WORK ORDER » Each entry has to be printed again exactly.

Start of SOURCE DATA

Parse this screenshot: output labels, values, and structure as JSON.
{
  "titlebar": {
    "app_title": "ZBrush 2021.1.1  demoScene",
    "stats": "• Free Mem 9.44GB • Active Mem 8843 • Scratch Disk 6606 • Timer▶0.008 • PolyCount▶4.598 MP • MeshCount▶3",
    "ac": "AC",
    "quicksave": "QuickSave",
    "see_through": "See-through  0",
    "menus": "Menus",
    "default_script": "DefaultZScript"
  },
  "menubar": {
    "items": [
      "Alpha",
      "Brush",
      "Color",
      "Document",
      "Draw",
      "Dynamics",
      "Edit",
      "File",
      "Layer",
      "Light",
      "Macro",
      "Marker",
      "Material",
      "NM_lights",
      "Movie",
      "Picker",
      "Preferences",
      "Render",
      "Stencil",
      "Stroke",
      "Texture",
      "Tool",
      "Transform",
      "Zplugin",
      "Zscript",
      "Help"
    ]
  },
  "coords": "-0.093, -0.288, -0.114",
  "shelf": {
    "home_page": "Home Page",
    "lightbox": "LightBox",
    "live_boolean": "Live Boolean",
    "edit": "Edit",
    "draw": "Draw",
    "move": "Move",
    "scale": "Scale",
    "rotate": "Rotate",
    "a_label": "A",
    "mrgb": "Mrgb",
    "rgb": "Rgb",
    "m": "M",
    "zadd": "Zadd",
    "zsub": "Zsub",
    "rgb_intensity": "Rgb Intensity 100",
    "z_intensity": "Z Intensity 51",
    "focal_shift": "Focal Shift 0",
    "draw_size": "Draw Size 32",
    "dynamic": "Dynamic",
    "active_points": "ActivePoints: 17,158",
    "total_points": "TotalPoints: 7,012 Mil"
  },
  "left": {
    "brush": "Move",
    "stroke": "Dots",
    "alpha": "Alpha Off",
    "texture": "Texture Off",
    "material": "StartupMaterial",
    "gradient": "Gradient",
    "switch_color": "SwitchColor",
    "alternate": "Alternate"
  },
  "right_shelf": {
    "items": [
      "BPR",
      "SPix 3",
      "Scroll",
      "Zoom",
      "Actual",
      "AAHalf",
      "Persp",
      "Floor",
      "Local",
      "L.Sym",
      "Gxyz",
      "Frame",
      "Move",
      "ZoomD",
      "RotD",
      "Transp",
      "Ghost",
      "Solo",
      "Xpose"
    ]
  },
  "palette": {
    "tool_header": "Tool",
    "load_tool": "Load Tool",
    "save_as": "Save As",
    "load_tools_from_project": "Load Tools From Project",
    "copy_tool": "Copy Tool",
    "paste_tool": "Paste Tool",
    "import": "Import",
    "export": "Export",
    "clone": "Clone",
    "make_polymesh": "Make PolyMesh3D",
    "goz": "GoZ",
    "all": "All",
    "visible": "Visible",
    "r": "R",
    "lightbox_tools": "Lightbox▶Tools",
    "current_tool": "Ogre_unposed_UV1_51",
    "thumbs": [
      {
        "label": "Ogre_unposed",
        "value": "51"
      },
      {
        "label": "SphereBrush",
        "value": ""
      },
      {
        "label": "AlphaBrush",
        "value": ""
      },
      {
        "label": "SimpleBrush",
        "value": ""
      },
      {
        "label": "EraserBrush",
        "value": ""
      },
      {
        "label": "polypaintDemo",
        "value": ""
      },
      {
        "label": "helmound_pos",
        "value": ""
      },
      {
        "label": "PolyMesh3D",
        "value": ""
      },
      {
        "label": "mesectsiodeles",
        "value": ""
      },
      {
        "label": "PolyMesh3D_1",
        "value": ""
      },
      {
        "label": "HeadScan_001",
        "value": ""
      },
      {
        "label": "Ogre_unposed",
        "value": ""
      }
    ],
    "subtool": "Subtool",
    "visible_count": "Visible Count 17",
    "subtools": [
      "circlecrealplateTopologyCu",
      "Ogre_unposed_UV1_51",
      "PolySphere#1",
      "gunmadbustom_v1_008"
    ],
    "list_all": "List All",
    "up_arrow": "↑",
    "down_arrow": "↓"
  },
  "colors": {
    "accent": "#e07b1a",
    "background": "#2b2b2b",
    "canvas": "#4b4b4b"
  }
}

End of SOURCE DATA

REPLY TO THE EXERCISE »
Parse this screenshot: output labels, values, and structure as JSON.
{
  "titlebar": {
    "app_title": "ZBrush 2021.1.1  demoScene",
    "stats": "• Free Mem 9.44GB • Active Mem 8843 • Scratch Disk 6606 • Timer▶0.008 • PolyCount▶4.598 MP • MeshCount▶3",
    "ac": "AC",
    "quicksave": "QuickSave",
    "see_through": "See-through  0",
    "menus": "Menus",
    "default_script": "DefaultZScript"
  },
  "menubar": {
    "items": [
      "Alpha",
      "Brush",
      "Color",
      "Document",
      "Draw",
      "Dynamics",
      "Edit",
      "File",
      "Layer",
      "Light",
      "Macro",
      "Marker",
      "Material",
      "NM_lights",
      "Movie",
      "Picker",
      "Preferences",
      "Render",
      "Stencil",
      "Stroke",
      "Texture",
      "Tool",
      "Transform",
      "Zplugin",
      "Zscript",
      "Help"
    ]
  },
  "coords": "-0.093, -0.288, -0.114",
  "shelf": {
    "home_page": "Home Page",
    "lightbox": "LightBox",
    "live_boolean": "Live Boolean",
    "edit": "Edit",
    "draw": "Draw",
    "move": "Move",
    "scale": "Scale",
    "rotate": "Rotate",
    "a_label": "A",
    "mrgb": "Mrgb",
    "rgb": "Rgb",
    "m": "M",
    "zadd": "Zadd",
    "zsub": "Zsub",
    "rgb_intensity": "Rgb Intensity 100",
    "z_intensity": "Z Intensity 51",
    "focal_shift": "Focal Shift 0",
    "draw_size": "Draw Size 32",
    "dynamic": "Dynamic",
    "active_points": "ActivePoints: 17,158",
    "total_points": "TotalPoints: 7,012 Mil"
  },
  "left": {
    "brush": "Move",
    "stroke": "Dots",
    "alpha": "Alpha Off",
    "texture": "Texture Off",
    "material": "StartupMaterial",
    "gradient": "Gradient",
    "switch_color": "SwitchColor",
    "alternate": "Alternate"
  },
  "right_shelf": {
    "items": [
      "BPR",
      "SPix 3",
      "Scroll",
      "Zoom",
      "Actual",
      "AAHalf",
      "Persp",
      "Floor",
      "Local",
      "L.Sym",
      "Gxyz",
      "Frame",
      "Move",
      "ZoomD",
      "RotD",
      "Transp",
      "Ghost",
      "Solo",
      "Xpose"
    ]
  },
  "palette": {
    "tool_header": "Tool",
    "load_tool": "Load Tool",
    "save_as": "Save As",
    "load_tools_from_project": "Load Tools From Project",
    "copy_tool": "Copy Tool",
    "paste_tool": "Paste Tool",
    "import": "Import",
    "export": "Export",
    "clone": "Clone",
    "make_polymesh": "Make PolyMesh3D",
    "goz": "GoZ",
    "all": "All",
    "visible": "Visible",
    "r": "R",
    "lightbox_tools": "Lightbox▶Tools",
    "current_tool": "Ogre_unposed_UV1_51",
    "thumbs": [
      {
        "label": "Ogre_unposed",
        "value": "51"
      },
      {
        "label": "SphereBrush",
        "value": ""
      },
      {
        "label": "AlphaBrush",
        "value": ""
      },
      {
        "label": "SimpleBrush",
        "value": ""
      },
      {
        "label": "EraserBrush",
        "value": ""
      },
      {
        "label": "polypaintDemo",
        "value": ""
      },
      {
        "label": "helmound_pos",
        "value": ""
      },
      {
        "label": "PolyMesh3D",
        "value": ""
      },
      {
        "label": "mesectsiodeles",
        "value": ""
      },
      {
        "label": "PolyMesh3D_1",
        "value": ""
      },
      {
        "label": "HeadScan_001",
        "value": ""
      },
      {
        "label": "Ogre_unposed",
        "value": ""
      }
    ],
    "subtool": "Subtool",
    "visible_count": "Visible Count 17",
    "subtools": [
      "circlecrealplateTopologyCu",
      "Ogre_unposed_UV1_51",
      "PolySphere#1",
      "gunmadbustom_v1_008"
    ],
    "list_all": "List All",
    "up_arrow": "↑",
    "down_arrow": "↓"
  },
  "colors": {
    "accent": "#e07b1a",
    "background": "#2b2b2b",
    "canvas": "#4b4b4b"
  }
}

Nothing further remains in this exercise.